**What is needed**
Every entry below, first to last, should be restated word for word.

------------------------------------------------------------

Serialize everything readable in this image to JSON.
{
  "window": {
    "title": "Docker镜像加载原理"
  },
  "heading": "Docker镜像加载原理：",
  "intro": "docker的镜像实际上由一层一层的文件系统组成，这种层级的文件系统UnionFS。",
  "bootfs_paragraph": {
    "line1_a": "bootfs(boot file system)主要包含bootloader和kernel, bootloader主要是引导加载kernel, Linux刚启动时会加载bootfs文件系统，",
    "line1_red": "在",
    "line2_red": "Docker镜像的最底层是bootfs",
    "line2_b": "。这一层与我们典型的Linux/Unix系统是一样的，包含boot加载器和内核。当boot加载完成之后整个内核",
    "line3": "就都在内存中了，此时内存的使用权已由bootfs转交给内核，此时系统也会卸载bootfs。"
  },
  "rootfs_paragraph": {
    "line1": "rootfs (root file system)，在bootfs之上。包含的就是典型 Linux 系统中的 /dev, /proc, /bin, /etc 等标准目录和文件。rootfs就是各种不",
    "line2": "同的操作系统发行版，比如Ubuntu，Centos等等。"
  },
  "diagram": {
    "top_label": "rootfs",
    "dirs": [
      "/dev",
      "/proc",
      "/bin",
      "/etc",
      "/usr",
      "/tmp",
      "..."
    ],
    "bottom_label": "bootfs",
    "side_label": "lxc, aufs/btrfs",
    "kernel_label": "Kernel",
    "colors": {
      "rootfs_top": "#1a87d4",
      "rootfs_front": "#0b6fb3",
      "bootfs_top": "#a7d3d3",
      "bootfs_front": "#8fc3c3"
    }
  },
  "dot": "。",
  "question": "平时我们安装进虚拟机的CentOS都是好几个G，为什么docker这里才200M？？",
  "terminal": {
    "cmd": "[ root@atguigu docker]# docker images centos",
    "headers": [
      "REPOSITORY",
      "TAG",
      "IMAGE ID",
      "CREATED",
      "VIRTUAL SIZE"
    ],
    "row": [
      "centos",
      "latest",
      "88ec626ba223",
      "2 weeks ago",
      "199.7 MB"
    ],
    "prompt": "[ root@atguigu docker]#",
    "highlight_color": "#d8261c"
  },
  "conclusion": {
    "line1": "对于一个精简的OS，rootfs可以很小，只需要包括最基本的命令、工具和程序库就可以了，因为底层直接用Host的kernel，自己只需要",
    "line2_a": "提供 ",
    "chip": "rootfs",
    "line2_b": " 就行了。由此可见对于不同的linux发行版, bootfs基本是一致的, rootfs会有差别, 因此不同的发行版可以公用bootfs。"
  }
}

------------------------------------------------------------

**Reply**
Serialize everything readable in this image to JSON.
{
  "window": {
    "title": "Docker镜像加载原理"
  },
  "heading": "Docker镜像加载原理：",
  "intro": "docker的镜像实际上由一层一层的文件系统组成，这种层级的文件系统UnionFS。",
  "bootfs_paragraph": {
    "line1_a": "bootfs(boot file system)主要包含bootloader和kernel, bootloader主要是引导加载kernel, Linux刚启动时会加载bootfs文件系统，",
    "line1_red": "在",
    "line2_red": "Docker镜像的最底层是bootfs",
    "line2_b": "。这一层与我们典型的Linux/Unix系统是一样的，包含boot加载器和内核。当boot加载完成之后整个内核",
    "line3": "就都在内存中了，此时内存的使用权已由bootfs转交给内核，此时系统也会卸载bootfs。"
  },
  "rootfs_paragraph": {
    "line1": "rootfs (root file system)，在bootfs之上。包含的就是典型 Linux 系统中的 /dev, /proc, /bin, /etc 等标准目录和文件。rootfs就是各种不",
    "line2": "同的操作系统发行版，比如Ubuntu，Centos等等。"
  },
  "diagram": {
    "top_label": "rootfs",
    "dirs": [
      "/dev",
      "/proc",
      "/bin",
      "/etc",
      "/usr",
      "/tmp",
      "..."
    ],
    "bottom_label": "bootfs",
    "side_label": "lxc, aufs/btrfs",
    "kernel_label": "Kernel",
    "colors": {
      "rootfs_top": "#1a87d4",
      "rootfs_front": "#0b6fb3",
      "bootfs_top": "#a7d3d3",
      "bootfs_front": "#8fc3c3"
    }
  },
  "dot": "。",
  "question": "平时我们安装进虚拟机的CentOS都是好几个G，为什么docker这里才200M？？",
  "terminal": {
    "cmd": "[ root@atguigu docker]# docker images centos",
    "headers": [
      "REPOSITORY",
      "TAG",
      "IMAGE ID",
      "CREATED",
      "VIRTUAL SIZE"
    ],
    "row": [
      "centos",
      "latest",
      "88ec626ba223",
      "2 weeks ago",
      "199.7 MB"
    ],
    "prompt": "[ root@atguigu docker]#",
    "highlight_color": "#d8261c"
  },
  "conclusion": {
    "line1": "对于一个精简的OS，rootfs可以很小，只需要包括最基本的命令、工具和程序库就可以了，因为底层直接用Host的kernel，自己只需要",
    "line2_a": "提供 ",
    "chip": "rootfs",
    "line2_b": " 就行了。由此可见对于不同的linux发行版, bootfs基本是一致的, rootfs会有差别, 因此不同的发行版可以公用bootfs。"
  }
}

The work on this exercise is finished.